I stumbled upon Bouke de Vries’ Memory Vessel 35
on Are.na and instantly felt an uncanny connection. A classically trained ceramics conservator, de Vries started to survey “issues and contradictions around perfection and worth” after working as a private restorer for years. “The Venus de Milo is venerated despite losing her arms. Why not a Meissen muse?” de Vries interrogated in his autobiography. Later, he took a radical turn in his artistic direction, intentionally exploding imperfect objects then housing them in identical containers, thereby giving the broken pieces new life and reclaiming their value.
As a diaspora kid who has struggled with issues of intergenerational trauma, I often describe myself feeling like an abstraction, an amalgamation of all my ancestors’ unresolved grief. When I’m stuck in the headspace of personal heritage, I stop seeing myself as an individual with full agency and autonomy. De Vries’ approach to call attention to a body’s imperfections — in this case, for a 16th century Chinese wan-li porcelain jar — bore an epiphany. So what if I’m broken, trauma-laden, and in shambles?
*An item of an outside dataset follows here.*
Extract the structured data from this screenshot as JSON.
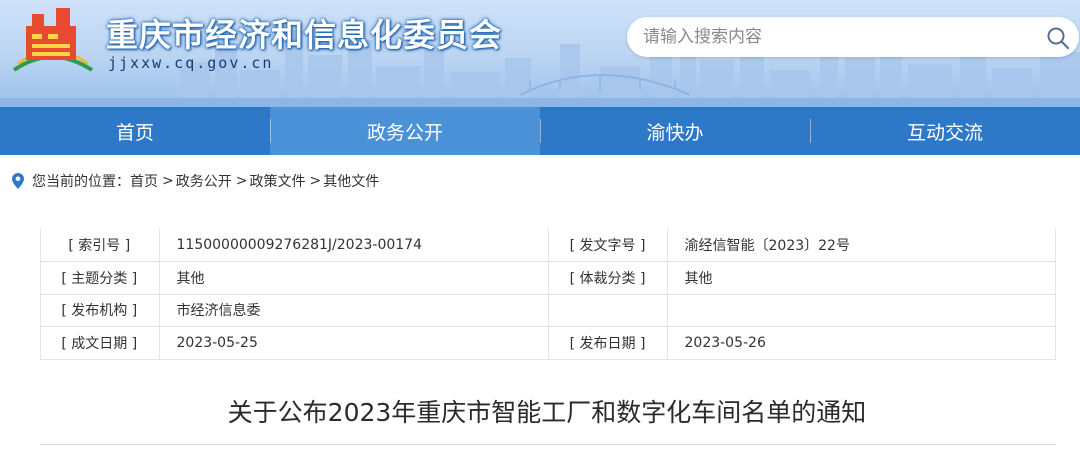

My body is a safe container for all emotions good and bad, and it will only grow.